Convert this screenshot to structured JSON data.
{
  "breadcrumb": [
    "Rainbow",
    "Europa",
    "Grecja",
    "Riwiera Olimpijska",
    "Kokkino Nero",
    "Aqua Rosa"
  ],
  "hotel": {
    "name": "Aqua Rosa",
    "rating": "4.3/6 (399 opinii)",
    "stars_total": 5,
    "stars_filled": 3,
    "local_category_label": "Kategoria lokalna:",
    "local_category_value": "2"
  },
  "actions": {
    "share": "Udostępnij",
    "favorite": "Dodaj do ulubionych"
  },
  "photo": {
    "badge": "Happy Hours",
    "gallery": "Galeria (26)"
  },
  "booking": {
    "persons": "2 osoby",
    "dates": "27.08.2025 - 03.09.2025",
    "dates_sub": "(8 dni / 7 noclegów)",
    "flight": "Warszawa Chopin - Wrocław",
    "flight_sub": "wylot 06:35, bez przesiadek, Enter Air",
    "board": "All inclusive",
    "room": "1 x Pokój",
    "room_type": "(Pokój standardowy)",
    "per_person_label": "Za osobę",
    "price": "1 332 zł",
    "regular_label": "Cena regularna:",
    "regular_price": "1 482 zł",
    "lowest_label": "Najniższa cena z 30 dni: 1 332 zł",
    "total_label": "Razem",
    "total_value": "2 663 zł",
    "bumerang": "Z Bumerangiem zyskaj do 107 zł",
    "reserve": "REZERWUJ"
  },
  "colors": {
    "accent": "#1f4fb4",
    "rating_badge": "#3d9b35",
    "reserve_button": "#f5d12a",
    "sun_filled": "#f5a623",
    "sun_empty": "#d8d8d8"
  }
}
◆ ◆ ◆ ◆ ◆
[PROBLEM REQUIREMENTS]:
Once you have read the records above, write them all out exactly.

[PROBLEM SOLUTION]:
Convert this screenshot to structured JSON data.
{
  "breadcrumb": [
    "Rainbow",
    "Europa",
    "Grecja",
    "Riwiera Olimpijska",
    "Kokkino Nero",
    "Aqua Rosa"
  ],
  "hotel": {
    "name": "Aqua Rosa",
    "rating": "4.3/6 (399 opinii)",
    "stars_total": 5,
    "stars_filled": 3,
    "local_category_label": "Kategoria lokalna:",
    "local_category_value": "2"
  },
  "actions": {
    "share": "Udostępnij",
    "favorite": "Dodaj do ulubionych"
  },
  "photo": {
    "badge": "Happy Hours",
    "gallery": "Galeria (26)"
  },
  "booking": {
    "persons": "2 osoby",
    "dates": "27.08.2025 - 03.09.2025",
    "dates_sub": "(8 dni / 7 noclegów)",
    "flight": "Warszawa Chopin - Wrocław",
    "flight_sub": "wylot 06:35, bez przesiadek, Enter Air",
    "board": "All inclusive",
    "room": "1 x Pokój",
    "room_type": "(Pokój standardowy)",
    "per_person_label": "Za osobę",
    "price": "1 332 zł",
    "regular_label": "Cena regularna:",
    "regular_price": "1 482 zł",
    "lowest_label": "Najniższa cena z 30 dni: 1 332 zł",
    "total_label": "Razem",
    "total_value": "2 663 zł",
    "bumerang": "Z Bumerangiem zyskaj do 107 zł",
    "reserve": "REZERWUJ"
  },
  "colors": {
    "accent": "#1f4fb4",
    "rating_badge": "#3d9b35",
    "reserve_button": "#f5d12a",
    "sun_filled": "#f5a623",
    "sun_empty": "#d8d8d8"
  }
}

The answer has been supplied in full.